Tormach Is a Jeweler’s Best Friend

As the world of manufacturing trends toward being smaller and more customized, many industries are doing the same. Customized jewelry has often been relegated to work done in castings, but customized jewelry is becoming a much bigger industry, and CNC machinery is helping to lead the way. Chris Myers, uses his Tormach machines to make customized earrings and necklaces to designer wedding rings with his company, Steelwerks. He strays away from traditional jewelry materials, like gold and silver, and focuses his designs on untraditional materials, like stainless steel and titanium.


Rather than molding the ring designs, Myers cuts the shapes out of stainless steel or titanium billets, resulting in an “architectural” aesthetic, which has become more popular with contemporary buyers.

“That’s really what people expect nowadays – crisp lines,” he explains.

Stepping outside the box with materials lends to stepping out of the box when it comes to design. Customization is what keeps demand up for Myers’ wares.

“Most jewelers haven’t a clue in the world of how to machine. That’s why I consider myself more of a machinist than a jeweler,” he explains.

Myers made his first rings by cutting the steel and titanium outlines with a manual mill before polishing and engraving, but as business picked up, he turned to CNC.

“Tormach’s CNC gives me the ability to have five arms,” says Myers. “Anything I could do, I could do manually, but it would take me a lot longer – not hours, but days. To manually work a product, it would take me four or five days, but with the Tormach, I can do the same in just three to four hours. It’s incredibly faster.”

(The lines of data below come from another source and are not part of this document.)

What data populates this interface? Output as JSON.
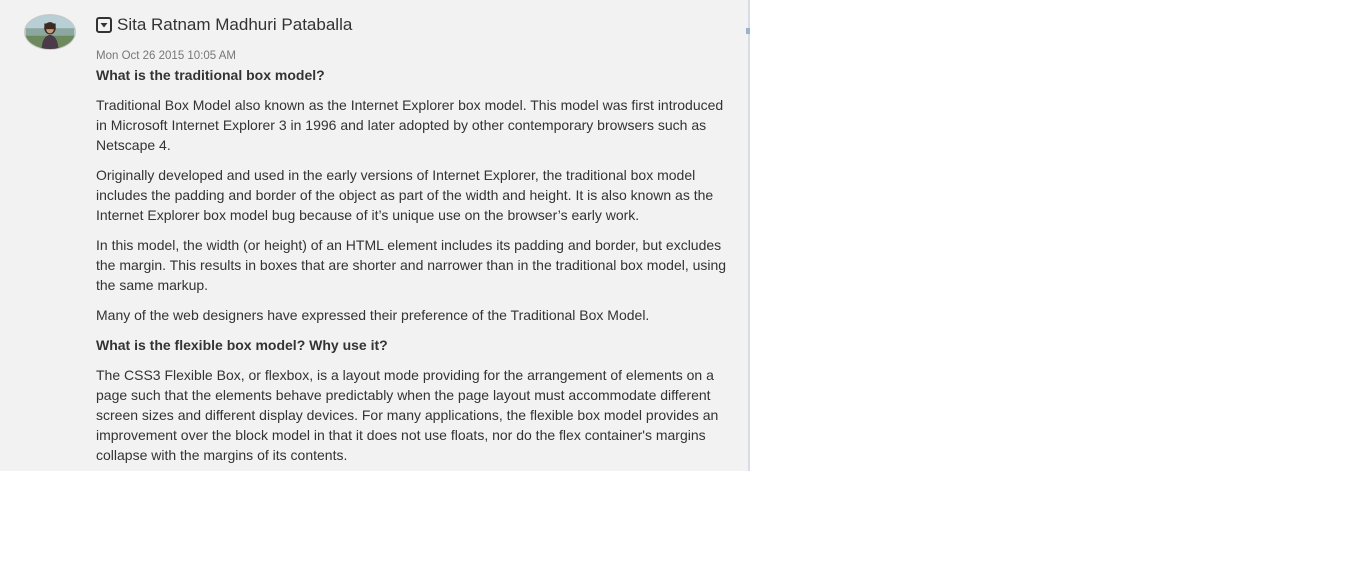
{
  "post": {
    "author": "Sita Ratnam Madhuri Pataballa",
    "date": "Mon Oct 26 2015 10:05 AM",
    "icons": {
      "avatar": "user-avatar-photo",
      "collapse": "collapse-toggle-icon"
    },
    "paragraphs": [
      {
        "type": "heading",
        "text": "What is the traditional box model?"
      },
      {
        "type": "text",
        "text": "Traditional Box Model also known as the Internet Explorer box model. This model was first introduced in Microsoft Internet Explorer 3 in 1996 and later adopted by other contemporary browsers such as Netscape 4."
      },
      {
        "type": "text",
        "text": "Originally developed and used in the early versions of Internet Explorer, the traditional box model includes the padding and border of the object as part of the width and height. It is also known as the Internet Explorer box model bug because of it’s unique use on the browser’s early work."
      },
      {
        "type": "text",
        "text": "In this model, the width (or height) of an HTML element includes its padding and border, but excludes the margin. This results in boxes that are shorter and narrower than in the traditional box model, using the same markup."
      },
      {
        "type": "text",
        "text": "Many of the web designers have expressed their preference of the Traditional Box Model."
      },
      {
        "type": "heading",
        "text": "What is the flexible box model? Why use it?"
      },
      {
        "type": "text",
        "text": "The CSS3 Flexible Box, or flexbox, is a layout mode providing for the arrangement of elements on a page such that the elements behave predictably when the page layout must accommodate different screen sizes and different display devices. For many applications, the flexible box model provides an improvement over the block model in that it does not use floats, nor do the flex container's margins collapse with the margins of its contents."
      }
    ]
  },
  "colors": {
    "panel_bg": "#f2f2f2",
    "text": "#333333",
    "date_text": "#777777",
    "panel_border": "#d6dde6"
  }
}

Myers found success using his PCNC 1100 to provide customized manufacturing for his customers, and as the trend continues to expand, we're seeing more and more personal CNC being used by jewelers.